Aug 28, 2015
Noel King and Caitlin Esch

At McMillan's First Steps preschool, there's a big mural painted on the cafeteria wall. A smiling boy is held in the air by a doctor, a pastor and a police officer.

Plus, a guy in a Home Depot uniform.

In another city that might seem weird, but not in a city that is rebuilding. Linda McMillan, who owns First Steps, says the flooding that followed Hurricane Katrina destroyed her campus.

You can't escape the campaign ad

Aug 28, 2015
Kim Adams

The Democratic National Committee met in Minneapolis this week. Among the items on the agenda was a strategy to transform the party’s voter databases into something they can use to target online ads. Republicans are doing something similar, all in an effort to catch voters who spend more time than ever online.

For political campaigns, television ads and robocalls just aren’t enough anymore.

Marketplace Tech for Friday, August 28, 2015

Aug 28, 2015

Airing on Friday, August 28, 2015: On today's show, a North Dakota law that allows police to use drones to deploy non-lethal weapons. Plus, on this week’s edition of Silicon Tally, Ben tries to stump Ian Bogost, professor of media studies and interactive computing at Georgia Tech, on the latest numbers in tech news. 

Gigi Douban

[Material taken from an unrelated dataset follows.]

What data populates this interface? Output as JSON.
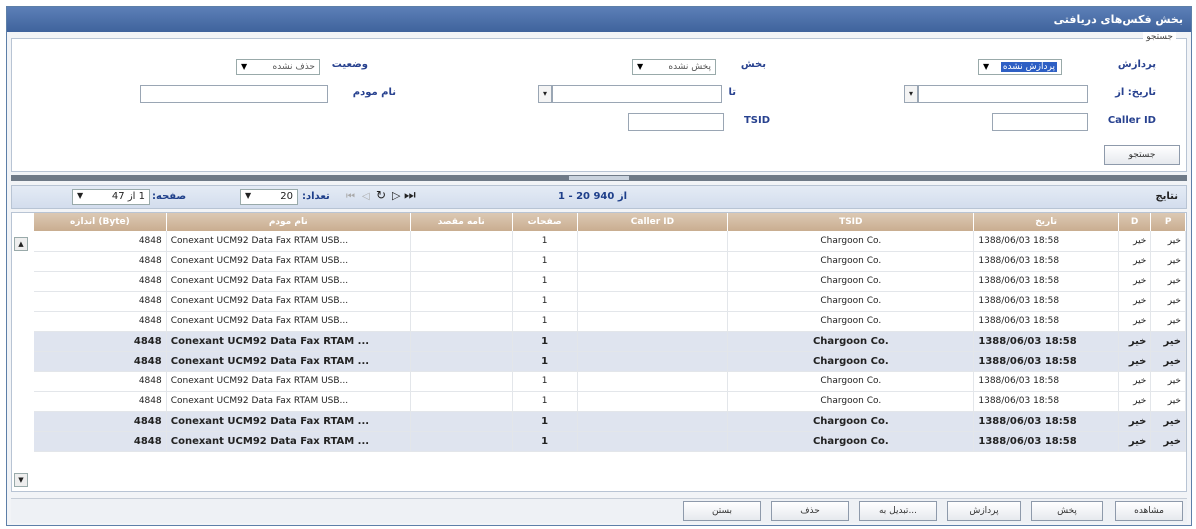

This week in the markets is brought to you by the letter V. That's V for VIX, V for violent swings in the market...

V ... for Volatility.

Now, you may be hoping we'll get a break from volatility after this turbulent week. Well, traders say, fuhgeddaboutit: the way things are in our new economic reality, we're likely to be hearing a lot more of the V word in coming weeks.

After all, they say, volatility is a normal part of any market. So It's hard to predict. But John Sweeney, executive vice president of retirement and investing strategies at Fidelity, has a theory.

Cadillac's one-way drive to New York and new branding

Aug 28, 2015
David Brancaccio

In New York's upscale SoHo neighborhood, workers are banging Cadillacs into shape. The construction site — on a pair of upper floors with magnificent views of the East River on one side and north to the Midtown skyscrapers on the other — is the new world headquarters of a famous brand that has, heretofore, been associated with Detroit. 

Click the above audio player to hear Marketplace Morning Report host David Brancaccio speak with Cadillac CEO Johan de Nysschen about the car company's plans to revamp the brand. 

Boeing is moving to settle a lawsuit accusing it of mishandling its 401(k) plan for thousands of workers. The case is part of a legal assault by a consumer rights attorney to stop companies from offering employees high-cost, bad retirement plans.

Copyright 2015 NPR. To see more, visit



With all the financial turmoil this week, here's a simple sentence that it might be useful to repeat.



The stock market is not the economy.

SHAPIRO: Let's try that together.

Living in a wildfire zone

Aug 27, 2015
Andy Uhler

Hundreds of wildfires are burning in the West. The drought that's dried out the region got the fire season started early, and so far, this is shaping up as one of the worst years ever in the Pacific Northwest.

Marketplace for Thursday, August 27, 2015

Aug 27, 2015

The fundamentals of America's economy in three numbers; China's Ironman; and living in the fire zone.

Digital assistants: If they only had a brain

Aug 27, 2015
Amy Scott

If you’ve ever used Apple's Siri, Microsoft's Cortana or another so-called “virtual assistant” on your smart phone, chances are there has been some cursing involved. That frustration has created a big opportunity for whomever can make a better one. Now Facebook is stepping into the fray on a small scale at first. For a few hundred users in the Bay Area, Facebook’s Messenger app will now come with a feature called M.

Just how strong are those fundamentals?

Aug 27, 2015
Mark Garrison

During this week’s wild ride for stocks, analysts have been telling people not to freak out because, essentially, the stock market is not the economy and vice versa. Kai Ryssdal says that on Marketplace so often that a fan built that phrase into a drinking game. (Which, by the way, is not to be played while driving!)

China's Wanda buys Ironman race series

Aug 27, 2015
Kim Adams

The Ironman triathlon competition has just been swallowed up by the Chinese conglomerate Dalian Wanda Group.

Singing the 'Happy Birthday' blues

Aug 27, 2015
Carrie Barber